The Apprentice is one of The Mage's charges and its Season is Sun's Height. Those born under the sign of the apprentice have a special affinity for magick of all kinds, but are more vulnerable to magick as well.
The Atronach (often called the Golem) is one of The Mage's Charges. Its season is Sun's Dusk. Those born under this sign are natural sorcerers with deep reserves of magicka, but they cannot generate magicka of their own.
The Ritual is one of The Mage's Charges and its Season is Morning Star. Those born under this sign have a variety of abilities depending on the aspects of the moons and the Divines.
The Lover is one of The Thief's Charges and her season is Sun's Dawn. Those born under the sign of the Lover are graceful and passionate.
The Shadow is one of The Thief's Charges and its Season is Second Seed. The Shadow grants those born under her sign the ability to hide in shadows.
The Tower is one of The Thief's Charges and its Season is Frostfall. Those born under the sign of the Tower have a knack for finding gold and can open locks of all kinds.
There are 27 skills governed by 8 attributes in Morrowind.
Morrowind ships with The Elder Scrolls Construction Set, a program players can use to tweak aspects of the game. Mods exist for new races, different texture sets, completely new houses, player-made quests and guilds, and more. Mods are one of the principle reasons why Morrowind is so replayable. A number of websites exist that encourage player modifications to the game and host player-uploaded modifications.
The Elder Scrolls community have hand selected a few popular mods for their Hall of Fame.
Morrowind Overhaul- Sounds and Graphics
A complete compilation of replacements for the graphics in Morrowind. Includes all the notable mods, and greatly enhances the look of the game.
BTB's must have mods list
Pluto's Mod Recommendations to New Players
Povuholo's ToMorrowind List

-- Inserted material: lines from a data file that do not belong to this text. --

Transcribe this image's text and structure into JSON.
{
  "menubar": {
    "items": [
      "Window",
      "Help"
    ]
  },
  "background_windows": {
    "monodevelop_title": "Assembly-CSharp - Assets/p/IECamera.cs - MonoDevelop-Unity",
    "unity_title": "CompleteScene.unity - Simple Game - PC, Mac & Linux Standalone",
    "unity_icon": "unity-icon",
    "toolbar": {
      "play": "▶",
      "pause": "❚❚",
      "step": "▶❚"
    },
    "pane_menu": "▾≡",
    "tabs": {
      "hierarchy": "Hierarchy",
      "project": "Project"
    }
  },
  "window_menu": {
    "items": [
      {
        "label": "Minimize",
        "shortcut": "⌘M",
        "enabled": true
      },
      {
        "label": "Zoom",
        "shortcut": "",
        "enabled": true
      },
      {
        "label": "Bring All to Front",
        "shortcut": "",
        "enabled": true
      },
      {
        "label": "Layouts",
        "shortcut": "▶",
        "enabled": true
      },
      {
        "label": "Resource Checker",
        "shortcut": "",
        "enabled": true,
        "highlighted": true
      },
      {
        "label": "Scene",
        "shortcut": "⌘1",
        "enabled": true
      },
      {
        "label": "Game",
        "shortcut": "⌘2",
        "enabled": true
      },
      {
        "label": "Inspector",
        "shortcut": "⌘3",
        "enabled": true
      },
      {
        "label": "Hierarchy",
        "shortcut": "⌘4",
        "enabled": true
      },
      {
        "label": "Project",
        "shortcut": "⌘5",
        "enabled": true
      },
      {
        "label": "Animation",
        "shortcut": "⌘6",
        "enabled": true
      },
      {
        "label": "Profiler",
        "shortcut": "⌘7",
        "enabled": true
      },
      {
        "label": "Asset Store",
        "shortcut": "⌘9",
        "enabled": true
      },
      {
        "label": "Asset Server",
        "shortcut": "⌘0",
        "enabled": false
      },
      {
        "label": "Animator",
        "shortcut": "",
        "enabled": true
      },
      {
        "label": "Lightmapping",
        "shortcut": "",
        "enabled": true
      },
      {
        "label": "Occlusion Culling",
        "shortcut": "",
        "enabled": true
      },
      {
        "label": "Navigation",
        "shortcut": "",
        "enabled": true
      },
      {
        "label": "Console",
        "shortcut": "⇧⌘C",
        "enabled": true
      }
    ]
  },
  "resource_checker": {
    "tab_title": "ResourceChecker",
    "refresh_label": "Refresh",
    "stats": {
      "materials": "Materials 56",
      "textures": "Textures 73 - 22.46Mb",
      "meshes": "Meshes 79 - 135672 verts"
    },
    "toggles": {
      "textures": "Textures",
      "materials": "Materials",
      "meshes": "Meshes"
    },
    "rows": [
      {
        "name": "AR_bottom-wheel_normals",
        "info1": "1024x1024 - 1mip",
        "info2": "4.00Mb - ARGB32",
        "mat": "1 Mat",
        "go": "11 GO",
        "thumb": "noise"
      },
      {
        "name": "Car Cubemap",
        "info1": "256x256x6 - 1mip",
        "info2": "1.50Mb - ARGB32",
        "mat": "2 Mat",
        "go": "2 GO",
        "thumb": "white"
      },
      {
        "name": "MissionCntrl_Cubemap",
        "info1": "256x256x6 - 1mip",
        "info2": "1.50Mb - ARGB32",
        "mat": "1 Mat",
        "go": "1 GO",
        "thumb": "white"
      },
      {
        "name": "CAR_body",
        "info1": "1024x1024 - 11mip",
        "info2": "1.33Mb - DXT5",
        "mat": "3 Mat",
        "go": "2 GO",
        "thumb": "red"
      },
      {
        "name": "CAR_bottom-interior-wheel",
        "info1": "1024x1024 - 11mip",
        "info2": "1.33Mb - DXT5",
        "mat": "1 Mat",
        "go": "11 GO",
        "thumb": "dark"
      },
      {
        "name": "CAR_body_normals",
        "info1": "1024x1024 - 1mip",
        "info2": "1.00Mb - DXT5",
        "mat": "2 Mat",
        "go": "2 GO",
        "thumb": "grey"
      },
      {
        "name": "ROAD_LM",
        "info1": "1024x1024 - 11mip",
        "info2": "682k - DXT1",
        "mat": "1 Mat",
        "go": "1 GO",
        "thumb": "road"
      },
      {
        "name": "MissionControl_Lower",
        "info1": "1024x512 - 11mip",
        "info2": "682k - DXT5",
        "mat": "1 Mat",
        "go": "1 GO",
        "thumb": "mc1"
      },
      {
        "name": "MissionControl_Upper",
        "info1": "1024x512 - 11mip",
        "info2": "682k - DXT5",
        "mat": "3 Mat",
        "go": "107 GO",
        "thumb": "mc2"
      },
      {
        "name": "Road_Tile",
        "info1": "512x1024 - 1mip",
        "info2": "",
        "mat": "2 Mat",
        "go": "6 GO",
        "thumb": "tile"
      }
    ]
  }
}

Since Morrowind's release, Bethesda have delivered two expansion packs for the game. Tribunal was released in the U.S. on November 6th 2002, whilst Bloodmoon arrived on June 3rd 2003. Both featured completely new and unique settings, with Bloodmoon taking place on the island of Solstheim to the north of Vvardenfell, and Tribunal taking place in Morrowind's capital city, Mournhold. In addition to the new locations, the expansions featured new independent Main Quests alongside new side quests. The expansion made improvements to the game's Journal, organizing quest threads into separate sections instead of a linear format, which forced players to spend time flipping back through the Journal for long periods of time to find quest details. A Game of the Year Edition was released in October '03, which included the original game and both the expansions. This version (along with Oblivion's Game of the Year Edition) was also made available on Steam on June 16, 2009.
Morrowind's soundtrack was composed by Jeremy Soule and earned an AIAS nomination for Best Soundtrack. The original CD was included with the Collector's Edition and contained the following 15 tracks.

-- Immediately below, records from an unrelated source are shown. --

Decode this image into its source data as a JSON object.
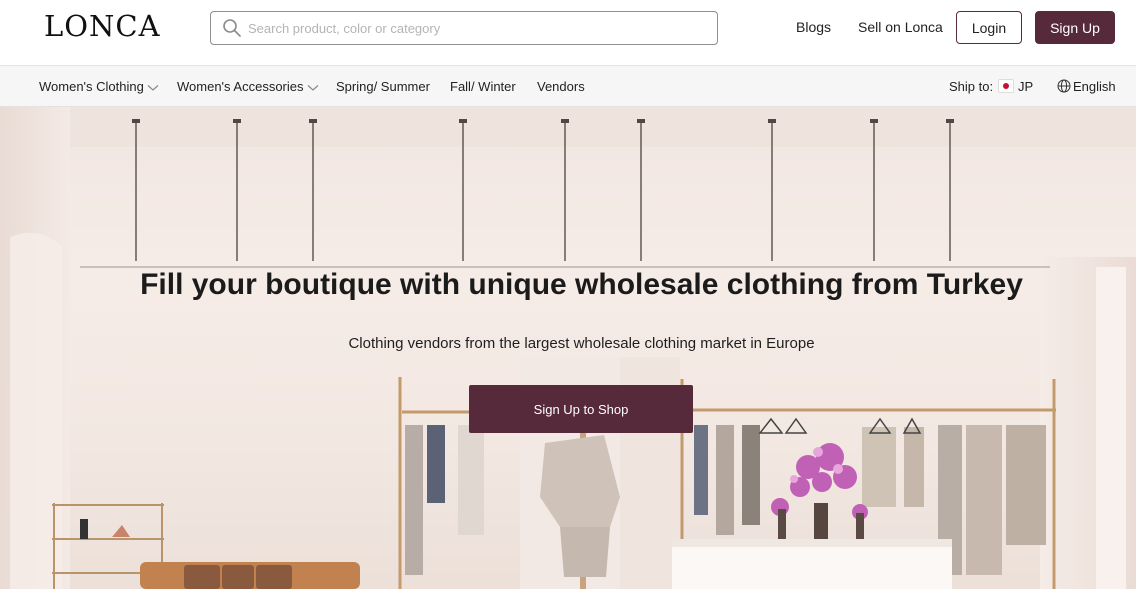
{
  "header": {
    "logo": "LONCA",
    "search_placeholder": "Search product, color or category",
    "links": {
      "blogs": "Blogs",
      "sell": "Sell on Lonca"
    },
    "login_label": "Login",
    "signup_label": "Sign Up"
  },
  "nav": {
    "items": [
      {
        "label": "Women's Clothing",
        "dropdown": true
      },
      {
        "label": "Women's Accessories",
        "dropdown": true
      },
      {
        "label": "Spring/ Summer",
        "dropdown": false
      },
      {
        "label": "Fall/ Winter",
        "dropdown": false
      },
      {
        "label": "Vendors",
        "dropdown": false
      }
    ],
    "ship_label": "Ship to:",
    "ship_country": "JP",
    "language": "English"
  },
  "hero": {
    "title": "Fill your boutique with unique wholesale clothing from Turkey",
    "subtitle": "Clothing vendors from the largest wholesale clothing market in Europe",
    "cta_label": "Sign Up to Shop"
  },
  "colors": {
    "brand": "#56293b",
    "nav_bg": "#f6f6f6",
    "hero_bg": "#f3e8e2"
  },
  "icons": [
    "search-icon",
    "chevron-down-icon",
    "japan-flag-icon",
    "globe-icon"
  ]
}
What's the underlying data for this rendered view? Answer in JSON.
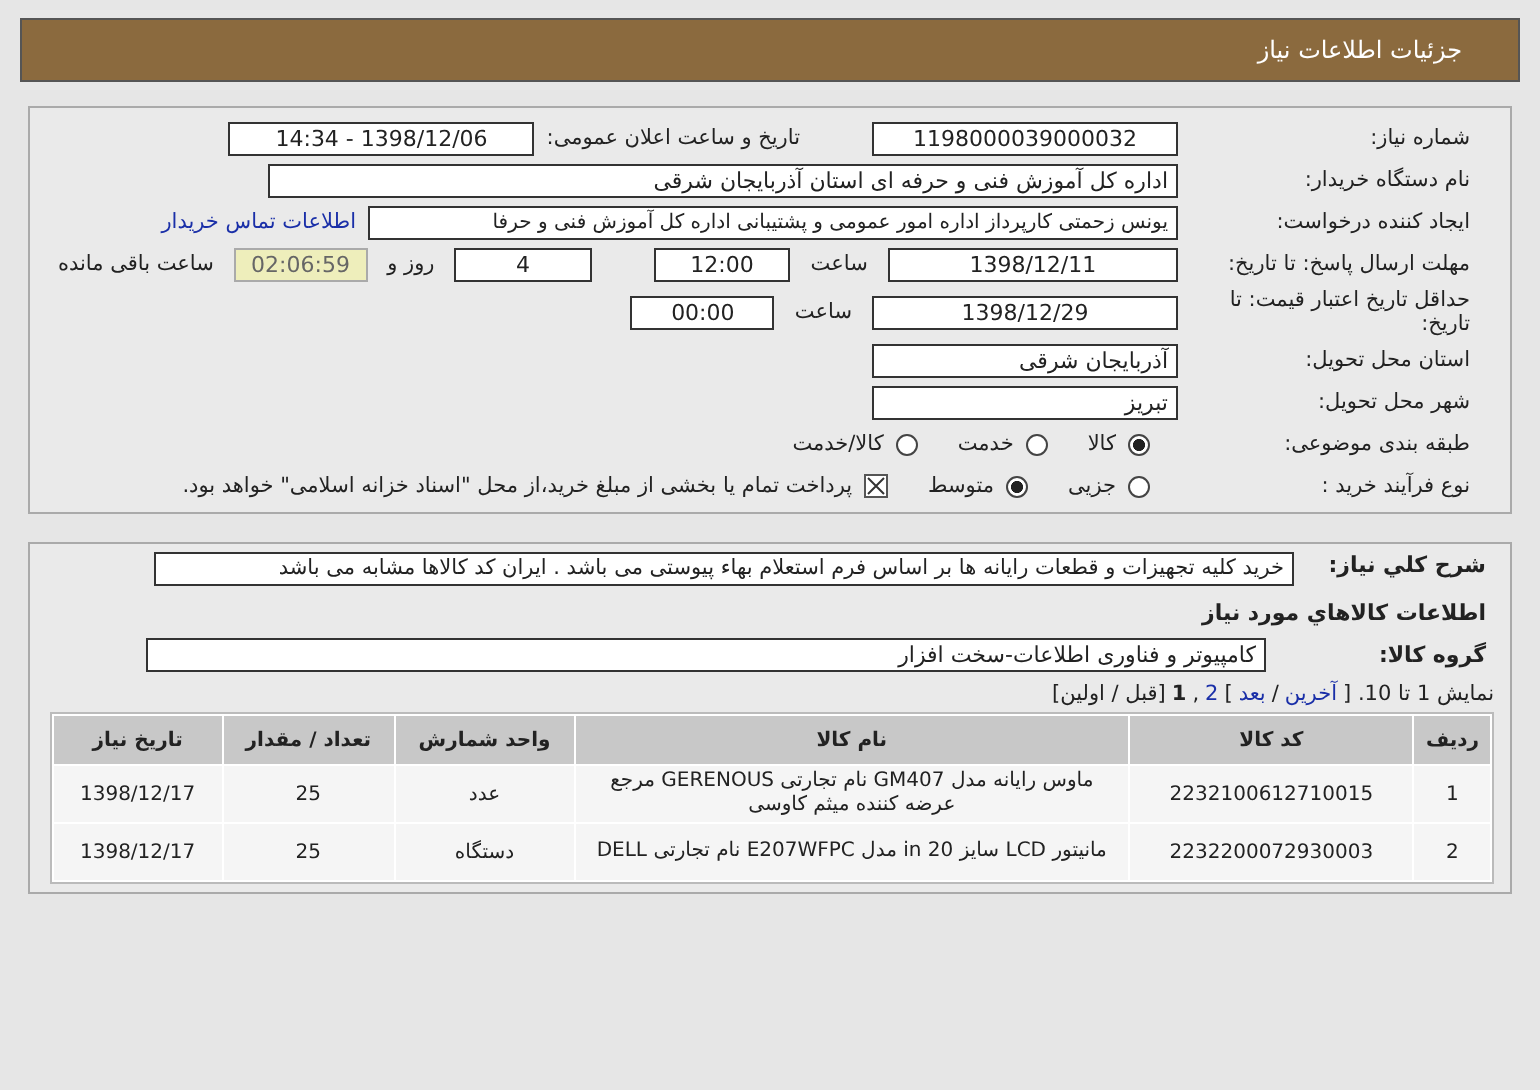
{
  "header": {
    "title": "جزئیات اطلاعات نیاز"
  },
  "details": {
    "need_number": {
      "label": "شماره نیاز:",
      "value": "1198000039000032"
    },
    "announce": {
      "label": "تاریخ و ساعت اعلان عمومی:",
      "value": "1398/12/06 - 14:34"
    },
    "buyer": {
      "label": "نام دستگاه خریدار:",
      "value": "اداره کل آموزش فنی و حرفه ای استان آذربایجان شرقی"
    },
    "creator": {
      "label": "ایجاد کننده درخواست:",
      "value": "یونس زحمتی کارپرداز اداره امور عمومی و پشتیبانی اداره کل آموزش فنی و حرفا",
      "link": "اطلاعات تماس خریدار"
    },
    "deadline": {
      "label": "مهلت ارسال پاسخ: تا تاریخ:",
      "date": "1398/12/11",
      "time_label": "ساعت",
      "time": "12:00",
      "days": "4",
      "days_label": "روز و",
      "remaining": "02:06:59",
      "remaining_label": "ساعت باقی مانده"
    },
    "validity": {
      "label": "حداقل تاریخ اعتبار قیمت: تا تاریخ:",
      "date": "1398/12/29",
      "time_label": "ساعت",
      "time": "00:00"
    },
    "province": {
      "label": "استان محل تحویل:",
      "value": "آذربایجان شرقی"
    },
    "city": {
      "label": "شهر محل تحویل:",
      "value": "تبریز"
    },
    "category": {
      "label": "طبقه بندی موضوعی:",
      "options": [
        {
          "label": "کالا",
          "selected": true
        },
        {
          "label": "خدمت",
          "selected": false
        },
        {
          "label": "کالا/خدمت",
          "selected": false
        }
      ]
    },
    "process": {
      "label": "نوع فرآیند خرید :",
      "options": [
        {
          "label": "جزیی",
          "selected": false
        },
        {
          "label": "متوسط",
          "selected": true
        }
      ],
      "treasury": {
        "label": "پرداخت تمام یا بخشی از مبلغ خرید،از محل \"اسناد خزانه اسلامی\" خواهد بود.",
        "checked": true
      }
    }
  },
  "summary": {
    "label": "شرح کلي نياز:",
    "value": "خرید کلیه تجهیزات و قطعات رایانه ها بر اساس فرم استعلام بهاء پیوستی می باشد . ایران کد کالاها مشابه می باشد"
  },
  "goods": {
    "title": "اطلاعات کالاهاي مورد نياز",
    "group_label": "گروه کالا:",
    "group": "کامپیوتر و فناوری اطلاعات-سخت افزار",
    "pagination": [
      {
        "text": "نمایش 1 تا 10. [",
        "kind": "text"
      },
      {
        "text": "آخرین",
        "kind": "link"
      },
      {
        "text": "/",
        "kind": "text"
      },
      {
        "text": "بعد",
        "kind": "link"
      },
      {
        "text": "]",
        "kind": "text"
      },
      {
        "text": "2",
        "kind": "link"
      },
      {
        "text": ",",
        "kind": "text"
      },
      {
        "text": "1",
        "kind": "current"
      },
      {
        "text": "[قبل / اولین]",
        "kind": "text"
      }
    ],
    "table": {
      "columns": [
        "رديف",
        "کد کالا",
        "نام کالا",
        "واحد شمارش",
        "تعداد / مقدار",
        "تاریخ نیاز"
      ],
      "rows": [
        [
          "1",
          "2232100612710015",
          "ماوس رایانه مدل GM407 نام تجارتی GERENOUS مرجع عرضه کننده میثم کاوسی",
          "عدد",
          "25",
          "1398/12/17"
        ],
        [
          "2",
          "2232200072930003",
          "مانیتور LCD سایز 20 in مدل E207WFPC نام تجارتی DELL",
          "دستگاه",
          "25",
          "1398/12/17"
        ]
      ]
    }
  }
}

Length (Total Length: 40:22)
Bright Spears, Dark Blood
Over the Next Hill
Dance of Swords
The Road Most Traveled
Blessing of Vivec
Stormclouds on the Battlefield
Shed Your Travails
Drumbeat of the Dunmer
In 2006, Soule released a remastered edition through his website, directsong.com that contained the following 21 tracks.
Over The Next Hill
Bright Spears Dark Blood
The Road Most Traveled
Dance of Swords
Blessing of Vivec
Shed Your Travails
Stormclouds on the Battlefield
Drumbeats of the Dunmer
The Prophecy Fulfilled
Nerevar Rising Reprise
The Elder Scrolls: Arena
The Elder Scrolls II: Daggerfall
An Elder Scrolls Legend: Battlespire (not part of the main series)
The Elder Scrolls Adventures: Redguard (not part of the main series)
The Elder Scrolls III: Tribunal (expansion pack)
The Elder Scrolls III: Bloodmoon (expansion pack)
The Elder Scrolls Travels: Stormhold (not part of the main series)
The Elder Scrolls Travels: Dawnstar (not part of the main series)
The Elder Scrolls Travels: Shadowkey (not part of the main series)
The Elder Scrolls IV: Oblivion
The Elder Scrolls V: Skyrim